William McGlashan, DDS,has been practicing dentistry since 1985 and is a graduate of University of Southern California Herman Ostrow School of Dentistry. He is currently an owner dentist supported by Pacific Dental Services in Renton, Washington.
1. Dowell D, Haegerich TM, Chou R. Guideline for Prescribing Opioids for Chronic Pain — United States, 2016. MMWR Recomm Rep. 2016;65(No. RR-1):1–49.

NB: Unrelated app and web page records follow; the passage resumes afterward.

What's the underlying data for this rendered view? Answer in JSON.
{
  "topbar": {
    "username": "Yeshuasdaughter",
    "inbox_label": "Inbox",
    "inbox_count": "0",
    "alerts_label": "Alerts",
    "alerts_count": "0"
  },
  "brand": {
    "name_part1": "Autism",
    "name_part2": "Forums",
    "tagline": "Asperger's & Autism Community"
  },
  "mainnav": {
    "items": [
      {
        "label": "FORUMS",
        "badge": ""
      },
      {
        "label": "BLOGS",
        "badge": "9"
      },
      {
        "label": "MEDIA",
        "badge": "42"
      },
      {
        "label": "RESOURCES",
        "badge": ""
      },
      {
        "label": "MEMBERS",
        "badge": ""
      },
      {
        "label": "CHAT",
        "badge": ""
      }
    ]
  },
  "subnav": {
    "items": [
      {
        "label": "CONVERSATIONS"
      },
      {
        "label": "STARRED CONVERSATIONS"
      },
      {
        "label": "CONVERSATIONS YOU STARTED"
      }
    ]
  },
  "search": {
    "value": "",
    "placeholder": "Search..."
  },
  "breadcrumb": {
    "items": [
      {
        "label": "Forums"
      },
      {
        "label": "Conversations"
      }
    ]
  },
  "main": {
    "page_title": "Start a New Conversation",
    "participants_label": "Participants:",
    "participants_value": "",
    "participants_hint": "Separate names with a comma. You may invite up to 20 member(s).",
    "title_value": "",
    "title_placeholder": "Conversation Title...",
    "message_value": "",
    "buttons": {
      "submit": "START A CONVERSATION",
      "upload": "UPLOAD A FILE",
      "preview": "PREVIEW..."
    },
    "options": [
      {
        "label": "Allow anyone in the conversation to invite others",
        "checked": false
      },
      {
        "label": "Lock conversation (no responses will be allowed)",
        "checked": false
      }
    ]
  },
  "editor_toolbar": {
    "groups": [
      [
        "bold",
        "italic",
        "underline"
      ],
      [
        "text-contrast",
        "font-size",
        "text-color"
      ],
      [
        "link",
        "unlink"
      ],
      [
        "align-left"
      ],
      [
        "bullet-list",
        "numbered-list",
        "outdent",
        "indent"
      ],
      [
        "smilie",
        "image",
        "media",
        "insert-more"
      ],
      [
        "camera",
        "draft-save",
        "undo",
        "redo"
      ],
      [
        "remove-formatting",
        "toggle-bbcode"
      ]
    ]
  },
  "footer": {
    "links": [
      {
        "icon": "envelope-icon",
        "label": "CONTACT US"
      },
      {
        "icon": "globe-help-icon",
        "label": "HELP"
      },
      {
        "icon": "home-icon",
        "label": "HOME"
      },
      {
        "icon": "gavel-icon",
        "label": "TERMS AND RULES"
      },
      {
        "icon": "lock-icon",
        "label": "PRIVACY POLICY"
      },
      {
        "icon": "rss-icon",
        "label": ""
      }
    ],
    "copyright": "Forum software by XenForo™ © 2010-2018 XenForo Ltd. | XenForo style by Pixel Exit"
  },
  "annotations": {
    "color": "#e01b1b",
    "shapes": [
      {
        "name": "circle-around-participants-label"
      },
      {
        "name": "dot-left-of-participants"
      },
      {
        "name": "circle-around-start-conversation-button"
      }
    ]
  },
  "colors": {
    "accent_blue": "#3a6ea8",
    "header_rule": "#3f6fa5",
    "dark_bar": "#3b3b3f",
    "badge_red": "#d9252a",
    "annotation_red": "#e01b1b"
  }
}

2. Moore PA, Hersh EV. Combining ibuprofen and acetaminophen for acute pain management after third-molar extractions: translating clinical research to dental practice. J Am Dent Assoc. 2013;144(8):898-908.
3. Shah A, Hayes CJ, Martin BC. Characteristics of Initial Prescription Episodes and Likelihood of Long-Term Opioid Use — United States, 2006–2015. MMWR Morb Mortal Wkly Rep. 2017;66:265–269.